◆ TASK ITEM
Check every line of the data for the string "Sujal" and copy the ones that have it.

(Beginning of DATA FOR REVIEW)

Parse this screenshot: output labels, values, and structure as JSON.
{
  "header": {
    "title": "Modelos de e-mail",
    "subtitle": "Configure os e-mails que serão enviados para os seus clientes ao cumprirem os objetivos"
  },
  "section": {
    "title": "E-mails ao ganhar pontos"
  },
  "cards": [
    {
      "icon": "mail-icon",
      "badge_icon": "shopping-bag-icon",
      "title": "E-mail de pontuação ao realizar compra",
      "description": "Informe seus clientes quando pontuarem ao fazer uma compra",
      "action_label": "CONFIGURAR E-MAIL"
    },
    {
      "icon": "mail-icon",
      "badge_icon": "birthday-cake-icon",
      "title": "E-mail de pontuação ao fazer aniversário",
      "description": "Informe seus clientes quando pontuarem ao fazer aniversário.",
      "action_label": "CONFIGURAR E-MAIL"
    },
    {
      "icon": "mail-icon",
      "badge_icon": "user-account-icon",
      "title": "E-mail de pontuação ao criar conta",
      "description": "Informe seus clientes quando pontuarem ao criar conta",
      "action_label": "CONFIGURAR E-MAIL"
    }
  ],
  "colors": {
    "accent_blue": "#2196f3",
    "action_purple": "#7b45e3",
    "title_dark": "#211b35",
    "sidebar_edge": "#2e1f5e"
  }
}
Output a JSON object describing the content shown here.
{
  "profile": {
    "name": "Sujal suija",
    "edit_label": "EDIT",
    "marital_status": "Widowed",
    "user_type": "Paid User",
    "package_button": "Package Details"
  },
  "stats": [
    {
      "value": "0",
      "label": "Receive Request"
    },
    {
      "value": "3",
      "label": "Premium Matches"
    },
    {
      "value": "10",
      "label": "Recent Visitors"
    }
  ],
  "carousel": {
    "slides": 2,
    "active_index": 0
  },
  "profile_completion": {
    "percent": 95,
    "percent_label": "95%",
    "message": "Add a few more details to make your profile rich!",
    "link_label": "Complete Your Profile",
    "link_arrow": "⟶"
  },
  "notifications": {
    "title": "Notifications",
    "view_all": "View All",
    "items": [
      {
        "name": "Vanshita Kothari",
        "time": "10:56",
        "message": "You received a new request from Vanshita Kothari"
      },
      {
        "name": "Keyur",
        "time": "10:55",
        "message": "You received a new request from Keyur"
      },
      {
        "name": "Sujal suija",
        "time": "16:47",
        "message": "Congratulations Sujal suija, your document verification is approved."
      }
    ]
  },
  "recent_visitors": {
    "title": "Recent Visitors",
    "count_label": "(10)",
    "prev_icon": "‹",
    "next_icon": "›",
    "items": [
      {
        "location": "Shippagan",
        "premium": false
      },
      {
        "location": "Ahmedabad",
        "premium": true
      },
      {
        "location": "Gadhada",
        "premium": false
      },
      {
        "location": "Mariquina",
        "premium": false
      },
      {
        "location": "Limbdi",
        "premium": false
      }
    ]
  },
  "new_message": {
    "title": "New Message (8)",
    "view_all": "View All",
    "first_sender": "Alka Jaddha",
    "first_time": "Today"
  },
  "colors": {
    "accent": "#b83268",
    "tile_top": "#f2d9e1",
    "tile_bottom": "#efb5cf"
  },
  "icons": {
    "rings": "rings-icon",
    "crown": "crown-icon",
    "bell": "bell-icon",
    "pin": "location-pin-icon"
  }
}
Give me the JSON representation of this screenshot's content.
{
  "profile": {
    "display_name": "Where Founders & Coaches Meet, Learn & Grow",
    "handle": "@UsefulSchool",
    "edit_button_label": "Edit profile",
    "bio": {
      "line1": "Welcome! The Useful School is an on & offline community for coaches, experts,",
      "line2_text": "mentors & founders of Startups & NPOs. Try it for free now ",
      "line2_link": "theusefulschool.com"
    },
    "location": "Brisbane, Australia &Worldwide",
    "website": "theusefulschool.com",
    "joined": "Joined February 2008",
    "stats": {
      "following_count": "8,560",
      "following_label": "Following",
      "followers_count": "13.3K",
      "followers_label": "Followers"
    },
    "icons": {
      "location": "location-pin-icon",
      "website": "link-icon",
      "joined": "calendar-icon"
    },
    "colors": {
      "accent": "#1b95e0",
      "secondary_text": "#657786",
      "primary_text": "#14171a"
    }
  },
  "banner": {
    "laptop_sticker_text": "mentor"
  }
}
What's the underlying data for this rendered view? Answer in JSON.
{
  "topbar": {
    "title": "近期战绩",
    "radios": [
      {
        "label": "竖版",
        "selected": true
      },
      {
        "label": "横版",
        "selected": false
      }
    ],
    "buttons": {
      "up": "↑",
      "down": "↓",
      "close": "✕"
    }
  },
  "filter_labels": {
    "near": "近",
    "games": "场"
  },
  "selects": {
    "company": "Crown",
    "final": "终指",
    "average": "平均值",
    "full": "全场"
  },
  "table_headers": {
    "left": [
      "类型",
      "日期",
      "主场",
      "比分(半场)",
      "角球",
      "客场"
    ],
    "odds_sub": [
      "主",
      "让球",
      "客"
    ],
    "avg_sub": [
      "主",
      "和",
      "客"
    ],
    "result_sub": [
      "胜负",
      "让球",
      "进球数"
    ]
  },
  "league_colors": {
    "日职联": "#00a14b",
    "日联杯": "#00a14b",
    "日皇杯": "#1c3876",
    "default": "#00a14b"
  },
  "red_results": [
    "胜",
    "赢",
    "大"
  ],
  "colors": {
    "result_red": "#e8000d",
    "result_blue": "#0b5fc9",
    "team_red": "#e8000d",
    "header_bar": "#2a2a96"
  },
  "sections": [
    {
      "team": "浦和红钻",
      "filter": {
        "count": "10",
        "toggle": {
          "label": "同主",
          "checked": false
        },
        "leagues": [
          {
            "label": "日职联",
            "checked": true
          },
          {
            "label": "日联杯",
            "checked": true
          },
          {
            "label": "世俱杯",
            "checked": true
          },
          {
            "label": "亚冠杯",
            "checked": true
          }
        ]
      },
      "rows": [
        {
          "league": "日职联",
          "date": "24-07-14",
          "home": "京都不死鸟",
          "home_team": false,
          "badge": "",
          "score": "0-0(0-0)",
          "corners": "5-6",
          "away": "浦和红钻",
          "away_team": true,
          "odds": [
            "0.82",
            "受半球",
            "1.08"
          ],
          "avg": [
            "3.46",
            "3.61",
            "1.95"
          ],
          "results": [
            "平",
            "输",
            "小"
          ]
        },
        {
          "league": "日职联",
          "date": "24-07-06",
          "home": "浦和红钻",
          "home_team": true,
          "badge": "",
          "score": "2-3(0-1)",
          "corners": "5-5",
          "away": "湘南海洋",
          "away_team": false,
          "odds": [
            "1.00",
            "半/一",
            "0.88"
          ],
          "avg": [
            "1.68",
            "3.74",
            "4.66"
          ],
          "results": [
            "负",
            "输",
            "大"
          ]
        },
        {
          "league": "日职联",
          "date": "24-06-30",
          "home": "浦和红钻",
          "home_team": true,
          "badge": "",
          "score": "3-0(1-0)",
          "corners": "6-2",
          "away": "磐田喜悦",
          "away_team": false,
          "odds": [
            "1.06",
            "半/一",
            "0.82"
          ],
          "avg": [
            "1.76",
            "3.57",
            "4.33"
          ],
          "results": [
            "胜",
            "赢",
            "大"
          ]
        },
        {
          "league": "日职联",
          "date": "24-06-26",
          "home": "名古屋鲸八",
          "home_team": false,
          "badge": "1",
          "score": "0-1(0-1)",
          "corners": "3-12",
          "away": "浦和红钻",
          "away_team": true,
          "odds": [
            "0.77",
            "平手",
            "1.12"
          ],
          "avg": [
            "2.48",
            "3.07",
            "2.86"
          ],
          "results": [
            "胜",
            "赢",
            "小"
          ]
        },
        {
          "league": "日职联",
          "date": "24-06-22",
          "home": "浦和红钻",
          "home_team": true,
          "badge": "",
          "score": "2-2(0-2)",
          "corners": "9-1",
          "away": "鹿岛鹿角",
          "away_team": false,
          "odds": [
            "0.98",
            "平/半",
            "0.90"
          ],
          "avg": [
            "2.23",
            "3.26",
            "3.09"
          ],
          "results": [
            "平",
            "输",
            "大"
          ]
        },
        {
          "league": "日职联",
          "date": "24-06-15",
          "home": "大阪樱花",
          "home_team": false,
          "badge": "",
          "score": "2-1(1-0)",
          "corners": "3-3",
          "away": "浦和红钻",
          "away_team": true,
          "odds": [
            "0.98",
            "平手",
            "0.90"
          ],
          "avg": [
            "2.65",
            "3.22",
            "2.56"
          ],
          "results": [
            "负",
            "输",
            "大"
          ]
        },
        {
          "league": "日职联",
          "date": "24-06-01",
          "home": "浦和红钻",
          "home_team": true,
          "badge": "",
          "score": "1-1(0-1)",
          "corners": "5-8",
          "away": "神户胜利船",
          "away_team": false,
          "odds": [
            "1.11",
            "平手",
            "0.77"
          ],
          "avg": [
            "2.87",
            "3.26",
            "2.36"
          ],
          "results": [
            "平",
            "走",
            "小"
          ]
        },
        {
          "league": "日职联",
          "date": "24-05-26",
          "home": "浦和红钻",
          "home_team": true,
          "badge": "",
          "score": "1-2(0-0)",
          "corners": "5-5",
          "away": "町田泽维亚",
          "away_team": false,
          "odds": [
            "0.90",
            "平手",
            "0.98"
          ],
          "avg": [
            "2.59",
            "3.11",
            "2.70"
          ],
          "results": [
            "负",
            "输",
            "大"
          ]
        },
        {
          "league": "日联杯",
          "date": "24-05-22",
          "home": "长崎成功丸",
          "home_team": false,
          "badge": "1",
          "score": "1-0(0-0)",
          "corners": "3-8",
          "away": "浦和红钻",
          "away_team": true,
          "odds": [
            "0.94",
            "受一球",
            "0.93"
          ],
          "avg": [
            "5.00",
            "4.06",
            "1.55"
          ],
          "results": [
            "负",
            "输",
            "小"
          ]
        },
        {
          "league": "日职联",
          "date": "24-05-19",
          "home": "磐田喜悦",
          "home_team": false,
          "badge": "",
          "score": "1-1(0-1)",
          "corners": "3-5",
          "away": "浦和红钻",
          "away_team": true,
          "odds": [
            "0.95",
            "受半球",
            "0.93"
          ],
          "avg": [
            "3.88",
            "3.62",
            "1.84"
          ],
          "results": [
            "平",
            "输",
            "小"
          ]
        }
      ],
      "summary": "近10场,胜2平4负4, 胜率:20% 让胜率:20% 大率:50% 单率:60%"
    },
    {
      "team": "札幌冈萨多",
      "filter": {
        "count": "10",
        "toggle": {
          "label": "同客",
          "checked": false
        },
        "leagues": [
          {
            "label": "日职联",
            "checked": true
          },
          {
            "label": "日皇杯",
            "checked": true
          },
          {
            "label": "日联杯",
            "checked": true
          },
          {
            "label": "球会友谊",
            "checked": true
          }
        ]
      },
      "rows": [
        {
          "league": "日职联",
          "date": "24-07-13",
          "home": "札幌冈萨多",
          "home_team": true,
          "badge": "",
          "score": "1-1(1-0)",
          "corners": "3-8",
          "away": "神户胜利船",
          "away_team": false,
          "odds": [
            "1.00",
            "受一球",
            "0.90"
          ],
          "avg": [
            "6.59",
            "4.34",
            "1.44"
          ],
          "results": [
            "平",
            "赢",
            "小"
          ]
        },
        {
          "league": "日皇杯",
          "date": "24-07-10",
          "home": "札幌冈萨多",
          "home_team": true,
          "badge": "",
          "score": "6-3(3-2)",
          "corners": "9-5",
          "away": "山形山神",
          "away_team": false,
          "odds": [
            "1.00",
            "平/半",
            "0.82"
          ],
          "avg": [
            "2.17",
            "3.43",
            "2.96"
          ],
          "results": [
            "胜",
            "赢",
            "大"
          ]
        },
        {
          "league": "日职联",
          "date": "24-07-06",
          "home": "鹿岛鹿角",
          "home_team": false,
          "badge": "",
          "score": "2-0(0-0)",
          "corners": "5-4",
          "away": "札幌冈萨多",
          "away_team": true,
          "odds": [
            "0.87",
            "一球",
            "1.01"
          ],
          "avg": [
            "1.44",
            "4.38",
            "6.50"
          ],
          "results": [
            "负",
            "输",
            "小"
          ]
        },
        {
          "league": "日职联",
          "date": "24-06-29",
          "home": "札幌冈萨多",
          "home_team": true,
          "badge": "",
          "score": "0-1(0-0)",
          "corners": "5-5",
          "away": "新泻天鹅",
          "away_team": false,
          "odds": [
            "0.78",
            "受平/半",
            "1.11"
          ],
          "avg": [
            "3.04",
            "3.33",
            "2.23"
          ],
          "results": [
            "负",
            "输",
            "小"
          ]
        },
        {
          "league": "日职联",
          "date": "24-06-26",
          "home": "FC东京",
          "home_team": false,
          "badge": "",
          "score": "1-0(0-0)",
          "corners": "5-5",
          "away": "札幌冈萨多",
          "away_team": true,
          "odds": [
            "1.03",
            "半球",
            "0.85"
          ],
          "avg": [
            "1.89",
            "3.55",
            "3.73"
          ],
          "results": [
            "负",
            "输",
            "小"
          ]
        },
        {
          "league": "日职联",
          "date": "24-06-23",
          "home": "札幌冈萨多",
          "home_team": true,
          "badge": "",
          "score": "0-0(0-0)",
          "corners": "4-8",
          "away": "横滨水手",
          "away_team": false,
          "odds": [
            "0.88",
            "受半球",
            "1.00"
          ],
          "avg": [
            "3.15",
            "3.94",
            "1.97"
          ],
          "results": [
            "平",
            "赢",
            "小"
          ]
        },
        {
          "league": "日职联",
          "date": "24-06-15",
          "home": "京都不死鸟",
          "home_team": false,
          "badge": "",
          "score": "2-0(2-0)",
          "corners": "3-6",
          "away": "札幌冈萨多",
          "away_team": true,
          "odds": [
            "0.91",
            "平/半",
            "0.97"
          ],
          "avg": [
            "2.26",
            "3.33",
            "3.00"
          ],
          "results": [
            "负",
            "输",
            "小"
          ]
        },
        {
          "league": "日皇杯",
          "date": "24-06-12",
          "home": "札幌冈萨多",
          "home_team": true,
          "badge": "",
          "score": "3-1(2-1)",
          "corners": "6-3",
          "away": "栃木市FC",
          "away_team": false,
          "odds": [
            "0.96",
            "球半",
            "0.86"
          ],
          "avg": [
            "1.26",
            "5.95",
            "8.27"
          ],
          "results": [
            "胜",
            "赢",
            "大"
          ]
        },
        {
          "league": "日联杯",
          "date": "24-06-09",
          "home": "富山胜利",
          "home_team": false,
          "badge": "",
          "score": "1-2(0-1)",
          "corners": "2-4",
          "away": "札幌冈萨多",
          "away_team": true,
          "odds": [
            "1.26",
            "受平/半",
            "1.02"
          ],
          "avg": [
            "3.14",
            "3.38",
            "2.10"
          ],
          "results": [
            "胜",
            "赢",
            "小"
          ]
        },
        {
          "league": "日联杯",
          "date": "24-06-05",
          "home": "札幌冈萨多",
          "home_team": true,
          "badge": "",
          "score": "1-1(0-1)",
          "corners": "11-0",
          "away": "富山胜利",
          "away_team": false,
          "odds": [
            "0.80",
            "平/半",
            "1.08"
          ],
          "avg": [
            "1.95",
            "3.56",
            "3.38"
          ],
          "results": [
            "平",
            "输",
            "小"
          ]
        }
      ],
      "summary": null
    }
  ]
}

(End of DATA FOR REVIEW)

◆ TASK RESPONSE
    "name": "Sujal suija",
        "name": "Sujal suija",
        "message": "Congratulations Sujal suija, your document verification is approved."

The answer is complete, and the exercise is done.